Oh, one more thing: my favourite part was that they always prepared free snacks in the form of cakes and – hooray – coffee (you don’t know what it means to be craving for affordable and drinkable coffee until you’ve lived in China). So there you go: culture is all nice and good, but nothing beats a decent cookie in terms of crowd attractors…

From a presentation about Chinese characters

Lots and lots of old lithographies: some of them are actually stamps taken off huge stone steles the characters on which are claimed to be written by famous calligraphers.

Characters can be written in many widely differing styles and their evolution was/is (still not finished!) a long and complicated process.

From a presentation about Chinese traditional instruments.

This is guzheng – Chinese zither.
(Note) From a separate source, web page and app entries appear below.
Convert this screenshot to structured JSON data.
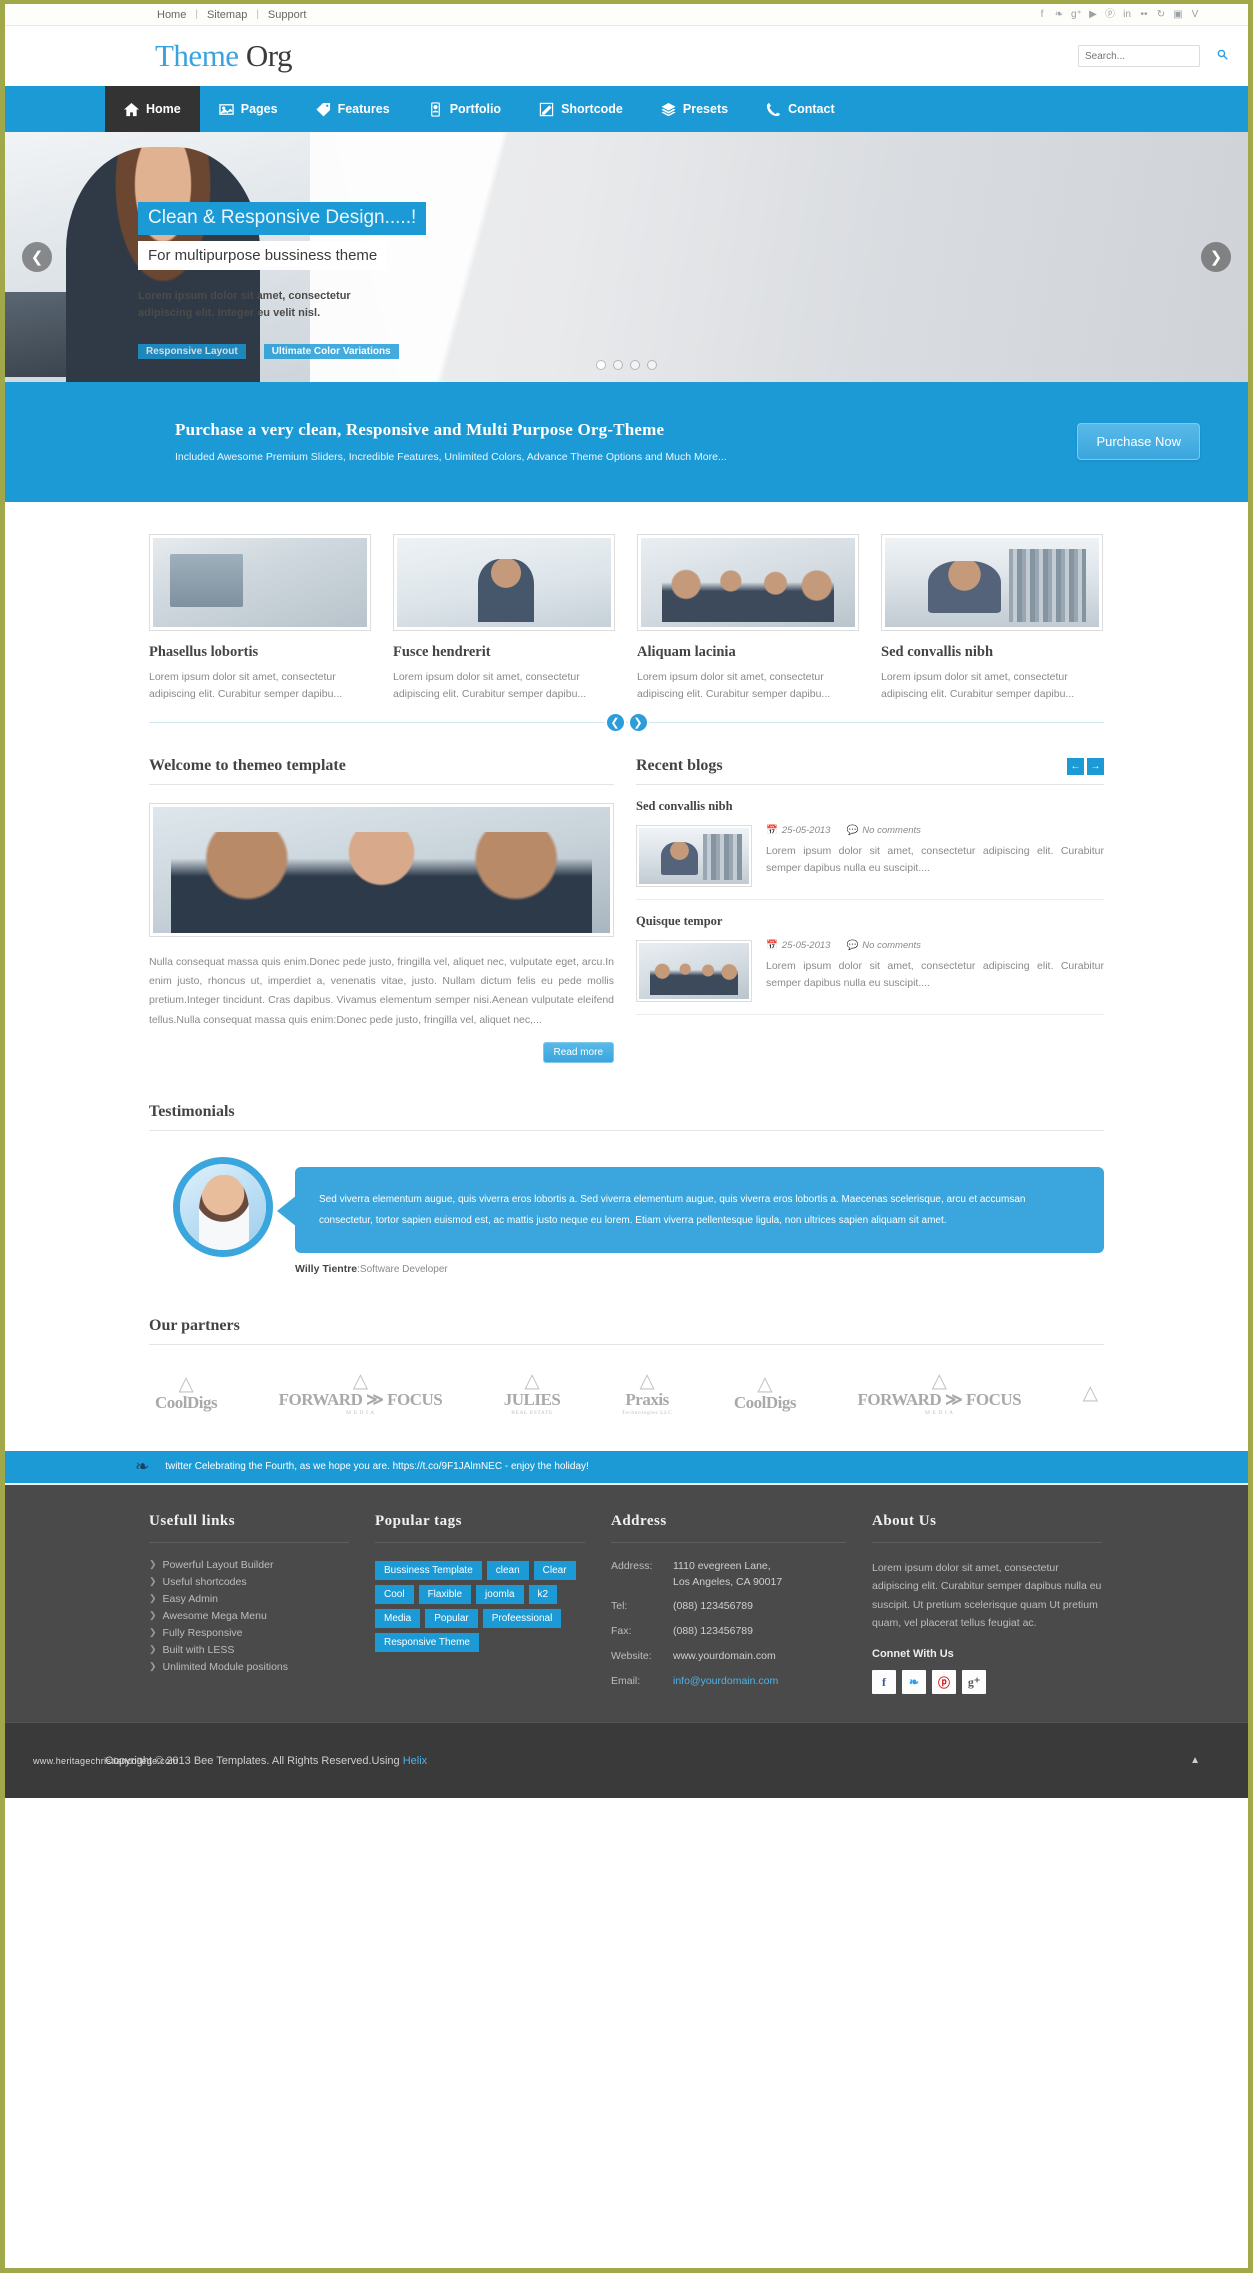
{
  "topbar": {
    "links": [
      "Home",
      "Sitemap",
      "Support"
    ],
    "separator": "|",
    "social_icons": [
      "facebook-icon",
      "twitter-icon",
      "googleplus-icon",
      "youtube-icon",
      "pinterest-icon",
      "linkedin-icon",
      "flickr-icon",
      "rss-icon",
      "instagram-icon",
      "vimeo-icon"
    ],
    "social_glyphs": [
      "f",
      "❧",
      "g⁺",
      "▶",
      "ⓟ",
      "in",
      "••",
      "↻",
      "▣",
      "V"
    ]
  },
  "header": {
    "logo_first": "Theme",
    "logo_second": "Org",
    "search_placeholder": "Search...",
    "search_value": ""
  },
  "mainnav": {
    "items": [
      {
        "label": "Home",
        "icon": "home-icon",
        "active": true
      },
      {
        "label": "Pages",
        "icon": "image-icon",
        "active": false
      },
      {
        "label": "Features",
        "icon": "tag-icon",
        "active": false
      },
      {
        "label": "Portfolio",
        "icon": "mobile-icon",
        "active": false
      },
      {
        "label": "Shortcode",
        "icon": "pencil-square-icon",
        "active": false
      },
      {
        "label": "Presets",
        "icon": "layers-icon",
        "active": false
      },
      {
        "label": "Contact",
        "icon": "phone-icon",
        "active": false
      }
    ]
  },
  "slider": {
    "title": "Clean & Responsive Design.....!",
    "subtitle": "For multipurpose bussiness theme",
    "text": "Lorem ipsum dolor sit amet, consectetur adipiscing elit. Integer eu velit nisl.",
    "tags": [
      "Responsive Layout",
      "Ultimate Color Variations"
    ],
    "prev_icon": "chevron-left-icon",
    "next_icon": "chevron-right-icon",
    "dots": 4,
    "active_dot": 0
  },
  "promo": {
    "title": "Purchase a very clean, Responsive and Multi Purpose Org-Theme",
    "subtitle": "Included Awesome Premium Sliders, Incredible Features, Unlimited Colors, Advance Theme Options and Much More...",
    "button": "Purchase Now"
  },
  "featured": {
    "cards": [
      {
        "title": "Phasellus lobortis",
        "text": "Lorem ipsum dolor sit amet, consectetur adipiscing elit. Curabitur semper dapibu...",
        "thumb": "ph-office"
      },
      {
        "title": "Fusce hendrerit",
        "text": "Lorem ipsum dolor sit amet, consectetur adipiscing elit. Curabitur semper dapibu...",
        "thumb": "ph-man"
      },
      {
        "title": "Aliquam lacinia",
        "text": "Lorem ipsum dolor sit amet, consectetur adipiscing elit. Curabitur semper dapibu...",
        "thumb": "ph-group"
      },
      {
        "title": "Sed convallis nibh",
        "text": "Lorem ipsum dolor sit amet, consectetur adipiscing elit. Curabitur semper dapibu...",
        "thumb": "ph-desk"
      }
    ],
    "prev_icon": "chevron-left-icon",
    "next_icon": "chevron-right-icon"
  },
  "welcome": {
    "heading": "Welcome to themeo template",
    "paragraph": "Nulla consequat massa quis enim.Donec pede justo, fringilla vel, aliquet nec, vulputate eget, arcu.In enim justo, rhoncus ut, imperdiet a, venenatis vitae, justo. Nullam dictum felis eu pede mollis pretium.Integer tincidunt. Cras dapibus. Vivamus elementum semper nisi.Aenean vulputate eleifend tellus.Nulla consequat massa quis enim:Donec pede justo, fringilla vel, aliquet nec,...",
    "read_more": "Read more"
  },
  "blogs": {
    "heading": "Recent blogs",
    "prev_icon": "arrow-left-icon",
    "next_icon": "arrow-right-icon",
    "items": [
      {
        "title": "Sed convallis nibh",
        "date": "25-05-2013",
        "comments": "No comments",
        "text": "Lorem ipsum dolor sit amet, consectetur adipiscing elit. Curabitur semper dapibus nulla eu suscipit....",
        "thumb": "ph-desk"
      },
      {
        "title": "Quisque tempor",
        "date": "25-05-2013",
        "comments": "No comments",
        "text": "Lorem ipsum dolor sit amet, consectetur adipiscing elit. Curabitur semper dapibus nulla eu suscipit....",
        "thumb": "ph-group"
      }
    ]
  },
  "testimonials": {
    "heading": "Testimonials",
    "quote": "Sed viverra elementum augue, quis viverra eros lobortis a. Sed viverra elementum augue, quis viverra eros lobortis a. Maecenas scelerisque, arcu et accumsan consectetur, tortor sapien euismod est, ac mattis justo neque eu lorem. Etiam viverra pellentesque ligula, non ultrices sapien aliquam sit amet.",
    "author": "Willy Tientre",
    "role": ":Software Developer"
  },
  "partners": {
    "heading": "Our partners",
    "logos": [
      {
        "name": "CoolDigs",
        "sub": "",
        "icon": "house-logo"
      },
      {
        "name": "FORWARD ≫ FOCUS",
        "sub": "M E D I A",
        "icon": "arc-logo"
      },
      {
        "name": "JULIES",
        "sub": "REAL ESTATE",
        "icon": "gem-logo"
      },
      {
        "name": "Praxis",
        "sub": "Technologies LLC",
        "icon": "cube-logo"
      },
      {
        "name": "CoolDigs",
        "sub": "",
        "icon": "house-logo"
      },
      {
        "name": "FORWARD ≫ FOCUS",
        "sub": "M E D I A",
        "icon": "arc-logo"
      },
      {
        "name": "",
        "sub": "",
        "icon": "gem-logo"
      }
    ]
  },
  "twitterbar": {
    "icon": "twitter-bird-icon",
    "text": "twitter Celebrating the Fourth, as we hope you are. https://t.co/9F1JAlmNEC - enjoy the holiday!"
  },
  "footer": {
    "useful": {
      "heading": "Usefull links",
      "items": [
        "Powerful Layout Builder",
        "Useful shortcodes",
        "Easy Admin",
        "Awesome Mega Menu",
        "Fully Responsive",
        "Built with LESS",
        "Unlimited Module positions"
      ]
    },
    "tags": {
      "heading": "Popular tags",
      "items": [
        "Bussiness Template",
        "clean",
        "Clear",
        "Cool",
        "Flaxible",
        "joomla",
        "k2",
        "Media",
        "Popular",
        "Profeessional",
        "Responsive Theme"
      ]
    },
    "address": {
      "heading": "Address",
      "rows": [
        {
          "key": "Address:",
          "value": "1110 evegreen Lane,\nLos Angeles, CA 90017",
          "link": false
        },
        {
          "key": "Tel:",
          "value": "(088) 123456789",
          "link": false
        },
        {
          "key": "Fax:",
          "value": "(088) 123456789",
          "link": false
        },
        {
          "key": "Website:",
          "value": "www.yourdomain.com",
          "link": false
        },
        {
          "key": "Email:",
          "value": "info@yourdomain.com",
          "link": true
        }
      ]
    },
    "about": {
      "heading": "About Us",
      "text": "Lorem ipsum dolor sit amet, consectetur adipiscing elit. Curabitur semper dapibus nulla eu suscipit. Ut pretium scelerisque quam Ut pretium quam, vel placerat tellus feugiat ac.",
      "connect_heading": "Connet With Us",
      "socials": [
        {
          "name": "facebook-icon",
          "glyph": "f"
        },
        {
          "name": "twitter-icon",
          "glyph": "❧"
        },
        {
          "name": "pinterest-icon",
          "glyph": "ⓟ"
        },
        {
          "name": "googleplus-icon",
          "glyph": "g⁺"
        }
      ]
    }
  },
  "copyright": {
    "text": "Copyright © 2013 Bee Templates. All Rights Reserved.Using ",
    "link": "Helix",
    "watermark": "www.heritagechristiancollege.com",
    "to_top_icon": "caret-up-icon"
  },
  "colors": {
    "accent": "#1b9ad6",
    "dark": "#333333",
    "footer_bg": "#4a4a4a",
    "border": "#a0a84a"
  }
}
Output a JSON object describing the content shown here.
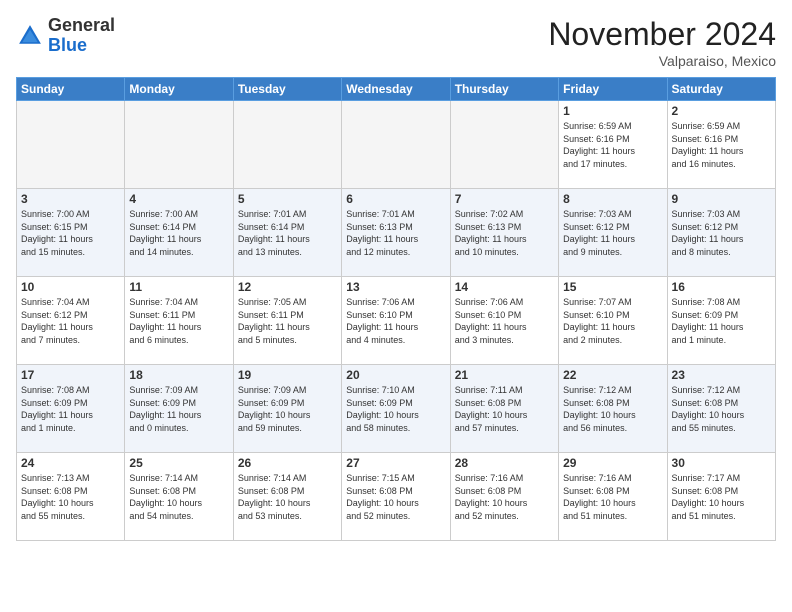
{
  "header": {
    "logo_general": "General",
    "logo_blue": "Blue",
    "month_title": "November 2024",
    "location": "Valparaiso, Mexico"
  },
  "weekdays": [
    "Sunday",
    "Monday",
    "Tuesday",
    "Wednesday",
    "Thursday",
    "Friday",
    "Saturday"
  ],
  "weeks": [
    [
      {
        "day": "",
        "info": ""
      },
      {
        "day": "",
        "info": ""
      },
      {
        "day": "",
        "info": ""
      },
      {
        "day": "",
        "info": ""
      },
      {
        "day": "",
        "info": ""
      },
      {
        "day": "1",
        "info": "Sunrise: 6:59 AM\nSunset: 6:16 PM\nDaylight: 11 hours\nand 17 minutes."
      },
      {
        "day": "2",
        "info": "Sunrise: 6:59 AM\nSunset: 6:16 PM\nDaylight: 11 hours\nand 16 minutes."
      }
    ],
    [
      {
        "day": "3",
        "info": "Sunrise: 7:00 AM\nSunset: 6:15 PM\nDaylight: 11 hours\nand 15 minutes."
      },
      {
        "day": "4",
        "info": "Sunrise: 7:00 AM\nSunset: 6:14 PM\nDaylight: 11 hours\nand 14 minutes."
      },
      {
        "day": "5",
        "info": "Sunrise: 7:01 AM\nSunset: 6:14 PM\nDaylight: 11 hours\nand 13 minutes."
      },
      {
        "day": "6",
        "info": "Sunrise: 7:01 AM\nSunset: 6:13 PM\nDaylight: 11 hours\nand 12 minutes."
      },
      {
        "day": "7",
        "info": "Sunrise: 7:02 AM\nSunset: 6:13 PM\nDaylight: 11 hours\nand 10 minutes."
      },
      {
        "day": "8",
        "info": "Sunrise: 7:03 AM\nSunset: 6:12 PM\nDaylight: 11 hours\nand 9 minutes."
      },
      {
        "day": "9",
        "info": "Sunrise: 7:03 AM\nSunset: 6:12 PM\nDaylight: 11 hours\nand 8 minutes."
      }
    ],
    [
      {
        "day": "10",
        "info": "Sunrise: 7:04 AM\nSunset: 6:12 PM\nDaylight: 11 hours\nand 7 minutes."
      },
      {
        "day": "11",
        "info": "Sunrise: 7:04 AM\nSunset: 6:11 PM\nDaylight: 11 hours\nand 6 minutes."
      },
      {
        "day": "12",
        "info": "Sunrise: 7:05 AM\nSunset: 6:11 PM\nDaylight: 11 hours\nand 5 minutes."
      },
      {
        "day": "13",
        "info": "Sunrise: 7:06 AM\nSunset: 6:10 PM\nDaylight: 11 hours\nand 4 minutes."
      },
      {
        "day": "14",
        "info": "Sunrise: 7:06 AM\nSunset: 6:10 PM\nDaylight: 11 hours\nand 3 minutes."
      },
      {
        "day": "15",
        "info": "Sunrise: 7:07 AM\nSunset: 6:10 PM\nDaylight: 11 hours\nand 2 minutes."
      },
      {
        "day": "16",
        "info": "Sunrise: 7:08 AM\nSunset: 6:09 PM\nDaylight: 11 hours\nand 1 minute."
      }
    ],
    [
      {
        "day": "17",
        "info": "Sunrise: 7:08 AM\nSunset: 6:09 PM\nDaylight: 11 hours\nand 1 minute."
      },
      {
        "day": "18",
        "info": "Sunrise: 7:09 AM\nSunset: 6:09 PM\nDaylight: 11 hours\nand 0 minutes."
      },
      {
        "day": "19",
        "info": "Sunrise: 7:09 AM\nSunset: 6:09 PM\nDaylight: 10 hours\nand 59 minutes."
      },
      {
        "day": "20",
        "info": "Sunrise: 7:10 AM\nSunset: 6:09 PM\nDaylight: 10 hours\nand 58 minutes."
      },
      {
        "day": "21",
        "info": "Sunrise: 7:11 AM\nSunset: 6:08 PM\nDaylight: 10 hours\nand 57 minutes."
      },
      {
        "day": "22",
        "info": "Sunrise: 7:12 AM\nSunset: 6:08 PM\nDaylight: 10 hours\nand 56 minutes."
      },
      {
        "day": "23",
        "info": "Sunrise: 7:12 AM\nSunset: 6:08 PM\nDaylight: 10 hours\nand 55 minutes."
      }
    ],
    [
      {
        "day": "24",
        "info": "Sunrise: 7:13 AM\nSunset: 6:08 PM\nDaylight: 10 hours\nand 55 minutes."
      },
      {
        "day": "25",
        "info": "Sunrise: 7:14 AM\nSunset: 6:08 PM\nDaylight: 10 hours\nand 54 minutes."
      },
      {
        "day": "26",
        "info": "Sunrise: 7:14 AM\nSunset: 6:08 PM\nDaylight: 10 hours\nand 53 minutes."
      },
      {
        "day": "27",
        "info": "Sunrise: 7:15 AM\nSunset: 6:08 PM\nDaylight: 10 hours\nand 52 minutes."
      },
      {
        "day": "28",
        "info": "Sunrise: 7:16 AM\nSunset: 6:08 PM\nDaylight: 10 hours\nand 52 minutes."
      },
      {
        "day": "29",
        "info": "Sunrise: 7:16 AM\nSunset: 6:08 PM\nDaylight: 10 hours\nand 51 minutes."
      },
      {
        "day": "30",
        "info": "Sunrise: 7:17 AM\nSunset: 6:08 PM\nDaylight: 10 hours\nand 51 minutes."
      }
    ]
  ]
}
I recorded some of the performance on my camera but then – go figure – I shrank the file and now it’s useless!

There are many different ways to play the guzheng – about 8 strokes that vary depending on the hand and the way you hold your fingers 

And this is guqin – Chinese lute, the default instrument of a Chinese cultured man. Very similar to guzheng, but smaller and therefore easier to carry around.

Erhu – an instrument that came to China from the nomadic tribes. Because the way of playing it is so different, you actually can’t play the same melodies on erhu as on guzheng and guqin.

Erhu resembles folk violin. The body is traditionally made of python skin.